Extra PunctuationKid Icarus: Uprising and Hurt Nintendo FansExtra Punctuation - RSS 2.0
So after the Kid Icarus: Uprising review I probably set a new record for how many comments I could read before I had to stop. Hey, fanboys, let me put something in perspective for you. When you're trying to get me to give Kid Icarus a second chance, you are basically asking me to undergo genuine physical pain just so you can feel justified in your opinions. Just think on that for a second. You want me to suffer back pain and increase the risk of spinal injury in old age, a scenario ending with my tearful relatives being forced to put a bullet into the moaning pile of twisted bones on the hospital bed, because you want to hear nice things about the little angel twat. By then you'll all have forgotten about Kid Icarus: Uprising anyway. You'll be rolling around the nursing home arguing that the new Zelda is totally different to the others because Link gets to ride a motor scooter now.
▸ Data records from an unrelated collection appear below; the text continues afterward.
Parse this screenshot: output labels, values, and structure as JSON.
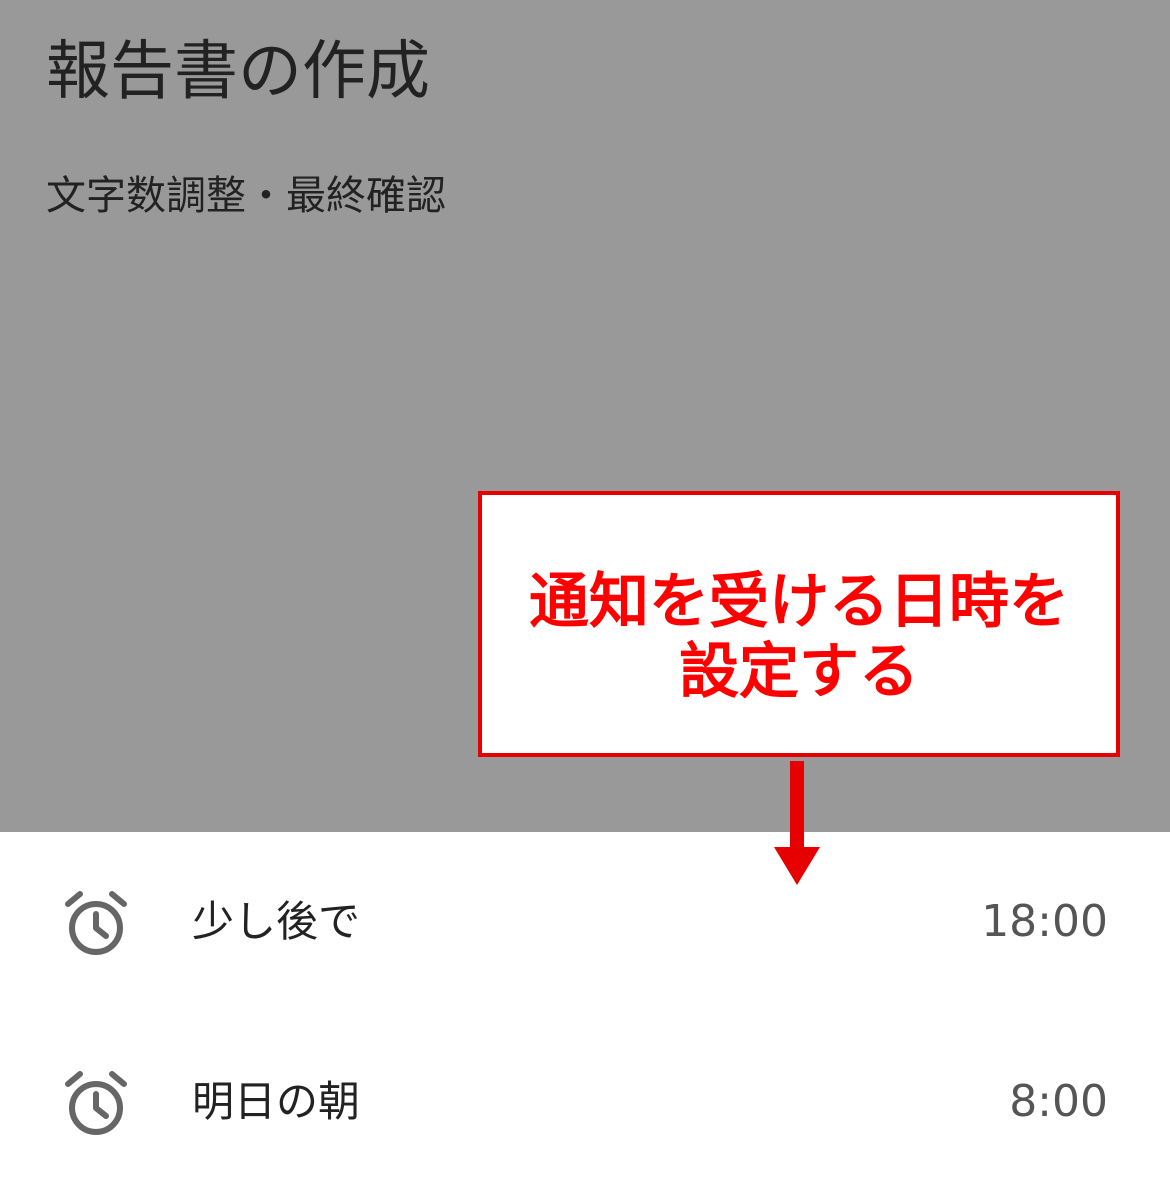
{
  "task": {
    "title": "報告書の作成",
    "subtitle": "文字数調整・最終確認"
  },
  "reminder_options": [
    {
      "label": "少し後で",
      "time": "18:00",
      "icon": "alarm-clock-icon"
    },
    {
      "label": "明日の朝",
      "time": "8:00",
      "icon": "alarm-clock-icon"
    }
  ],
  "annotation": {
    "line1": "通知を受ける日時を",
    "line2": "設定する",
    "color": "#ff0000"
  },
  "colors": {
    "overlay": "#999999",
    "sheet": "#ffffff",
    "accent": "#e60000"
  }
}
It's all down to that wretched little stand, which means I have to sit at my desk hunched over that little screen. Yeah, maybe this is the sign that KI:U is aimed at younger, more flexibly-spined people than I, although it's worth noting that I'm considerably younger than I'd have to be to have been a fan of the original NES Kid Icarus that Uprising can't stop banging on about.
I remember saying when the 3DS came out, it's ridiculous that a hand-held, a device whose titular selling point is its ability to be held in one's hands and played with in all kinds of places and angles, should possess a gimmick that only works if you keep the thing held in one specific spot relative to your head. I said that they should bring out a Nintendo-branded peripheral that bolts the thing to your skull with a steel brace. I didn't expect them to actually do something like that, but that's what the stand basically is. Good luck using your stand to play Kid Icarus on the bus, or secretly with the device in your lap so the teacher can't see.
The stand is necessary because the movement, aiming and shooting controls combined preclude the ability to actually anchor the device in your grasp. Some correspondents have informed me that there is an autofire option - thanks for making that clear, Nintendo - but even just using the analog stick and the stylus makes anchoring the thing awkward. And besides, how are you supposed to use the charge attack, the one that requires you to stop firing for a second? because it's useful enough to gameplay that it's practically essential.
This is my point. This is unprecedented in my experience as a gamer and critic - a game that needs artificial aid. A mandatory peripheral provided not to enhance gameplay, like a Wii racing wheel or a Guitar Hero controller, but to compensate for the game's faulty design. It's like releasing a game with a roll of duct tape and a stapler because the basic controls will make your fingers fall off. It smacks of last-minute fixing, because I find it very difficult to believe that there was no other way, that the controls couldn't have been reworked early in development. More likely the corporate development machine was churning along for months before anyone with any sense could get someone important to acknowledge that the little angel boy rather obviously had a leg missing and needed a crutch or two.
But I would say that, wouldn't I, what with being so biased against Nintendo and everything. There was one response on my Twitter last week that gave me something of a pause for thought.